[Items from a dataset]
====================

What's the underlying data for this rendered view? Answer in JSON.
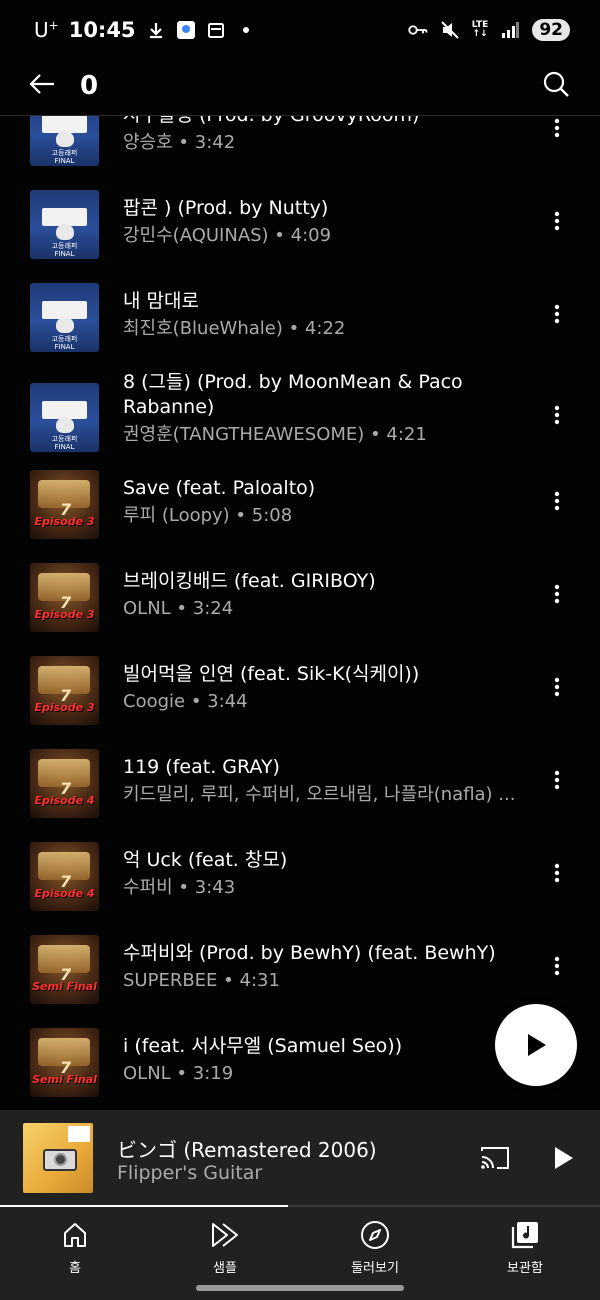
{
  "status_bar": {
    "carrier": "U",
    "carrier_sup": "+",
    "time": "10:45",
    "network": "LTE",
    "battery": "92"
  },
  "app_bar": {
    "title": "0"
  },
  "tracks": [
    {
      "title": "시꾸블링 (Prod. by GroovyRoom)",
      "subtitle": "양승호 • 3:42",
      "art": "hs",
      "art_label": "고등래퍼\nFINAL"
    },
    {
      "title": "팝콘 ) (Prod. by Nutty)",
      "subtitle": "강민수(AQUINAS) • 4:09",
      "art": "hs",
      "art_label": "고등래퍼\nFINAL"
    },
    {
      "title": "내 맘대로",
      "subtitle": "최진호(BlueWhale) • 4:22",
      "art": "hs",
      "art_label": "고등래퍼\nFINAL"
    },
    {
      "title": "8 (그들) (Prod. by MoonMean & Paco Rabanne)",
      "subtitle": "권영훈(TANGTHEAWESOME) • 4:21",
      "art": "hs",
      "art_label": "고등래퍼\nFINAL"
    },
    {
      "title": "Save (feat. Paloalto)",
      "subtitle": "루피 (Loopy) • 5:08",
      "art": "smtm",
      "art_label": "Episode 3"
    },
    {
      "title": "브레이킹배드 (feat. GIRIBOY)",
      "subtitle": "OLNL • 3:24",
      "art": "smtm",
      "art_label": "Episode 3"
    },
    {
      "title": "빌어먹을 인연 (feat. Sik-K(식케이))",
      "subtitle": "Coogie • 3:44",
      "art": "smtm",
      "art_label": "Episode 3"
    },
    {
      "title": "119 (feat. GRAY)",
      "subtitle": "키드밀리, 루피, 수퍼비, 오르내림, 나플라(nafla) ...",
      "art": "smtm",
      "art_label": "Episode 4"
    },
    {
      "title": "억 Uck (feat. 창모)",
      "subtitle": "수퍼비 • 3:43",
      "art": "smtm",
      "art_label": "Episode 4"
    },
    {
      "title": "수퍼비와 (Prod. by BewhY) (feat. BewhY)",
      "subtitle": "SUPERBEE • 4:31",
      "art": "smtm",
      "art_label": "Semi Final"
    },
    {
      "title": "i (feat. 서사무엘 (Samuel Seo))",
      "subtitle": "OLNL • 3:19",
      "art": "smtm",
      "art_label": "Semi Final"
    }
  ],
  "mini_player": {
    "title": "ビンゴ (Remastered 2006)",
    "artist": "Flipper's Guitar",
    "progress": 0.48
  },
  "bottom_nav": [
    {
      "label": "홈",
      "icon": "home-icon"
    },
    {
      "label": "샘플",
      "icon": "samples-icon"
    },
    {
      "label": "둘러보기",
      "icon": "explore-icon"
    },
    {
      "label": "보관함",
      "icon": "library-icon"
    }
  ],
  "colors": {
    "background": "#030303",
    "secondary_text": "#aaaaaa",
    "player_bg": "#212121"
  }
}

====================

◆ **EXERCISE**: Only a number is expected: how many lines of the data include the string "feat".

◆ **EXERCISE OUTPUT**: 7